Erin Fenner and panelists John Sowell, Anna Webb and Nate Poppino discuss episode 10 of Serial's second season. We digest the rift between Congress and the Department of Defense that formed in the wake of the Bergdahl trade and react to descriptions of Bergdahl's initial recovery.

Ted Richardson / AP

Well before Sgt. Bowe Bergdahl walked away from his Army post in Afghanistan, he washed out of the Coast Guard during boot camp when he suffered a panic attack.

Two years later, though, he joined the Army, obtaining a waiver from rules that bar the enlistment of those with psychological problems.

The details about his mental health — including the Army's later diagnosis of Bergdahl as suffering from "schizotypal personality disorder" — are contained in newly released documents that offer a glimpse of the legal strategy his lawyers may use in the desertion case against him.

Frankie Barnhill with Boise State Public Radio and Erin Fenner with the Idaho Statesman discuss episode nine of Serial's second season with panelists Nate Poppino and Anna Webb.

Frankie Barnhill with Boise State Public Radio and Erin Fenner with the Idaho Statesman discuss episodes seven and eight of Serial's second season. Our panelists share their reactions to stories of Bergdahl's childhood and time before the military--almost all of which was spent in Hailey, Idaho.

John Locher / AP

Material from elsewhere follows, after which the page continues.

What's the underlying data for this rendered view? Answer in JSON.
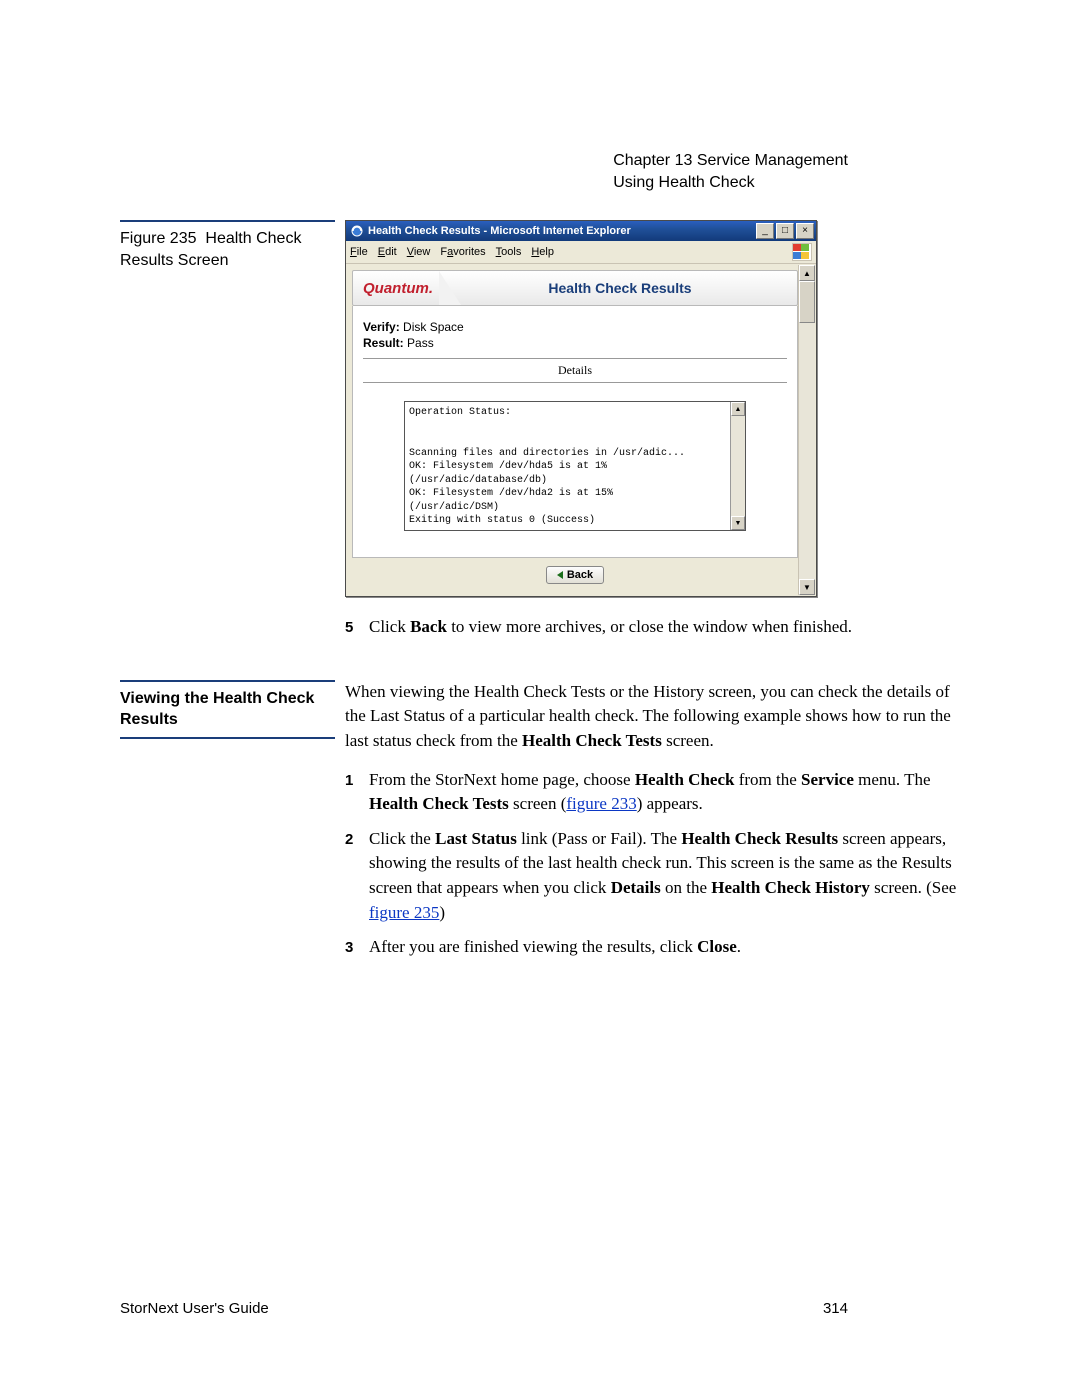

You’ve likely heard the sound bites and watched the videos before

More than once, Donald Trump has suggested or implied that Sgt. Bowe Bergdahl should be executed for leaving his base in Afghanistan. Now, Bergdahl’s attorneys want to interview Trump, which could lead to him being deposed in the Army sergeant’s court martial. 

 

Idaho National Guard

The latest episode of the popular podcast, "Serial," delves into the complicated diplomatic steps it took to get Sgt. Bowe Bergdahl back to the U.S. after he was captured by the Taliban in 2009.

Bergdahl, of Hailey, was captured after he walked off his base in 2009, and wasn't released until 2014. The strategies the Obama administration used to get Bergdahl home, including trading five Taliban prisoners for the Idaho soldier, were controversial.

Read more here: http://www.idahostatesman.com/news/local/military/bowe-bergdahl/article63800217.html#storylink=cpy

Facebook

In the latest episodes of "Serial," the popular "This American Life" podcast, producer Sarah Koenig explores Sgt. Bowe Bergdahl's history and mental health.

In a two-part episode released Thursday and Friday, Koenig examines a question she said she expects will play a fundamental role in Bergdahl's court-martial: "Did the Army screw up by accepting Bowe, by deploying him to Afghanistan?"

Pages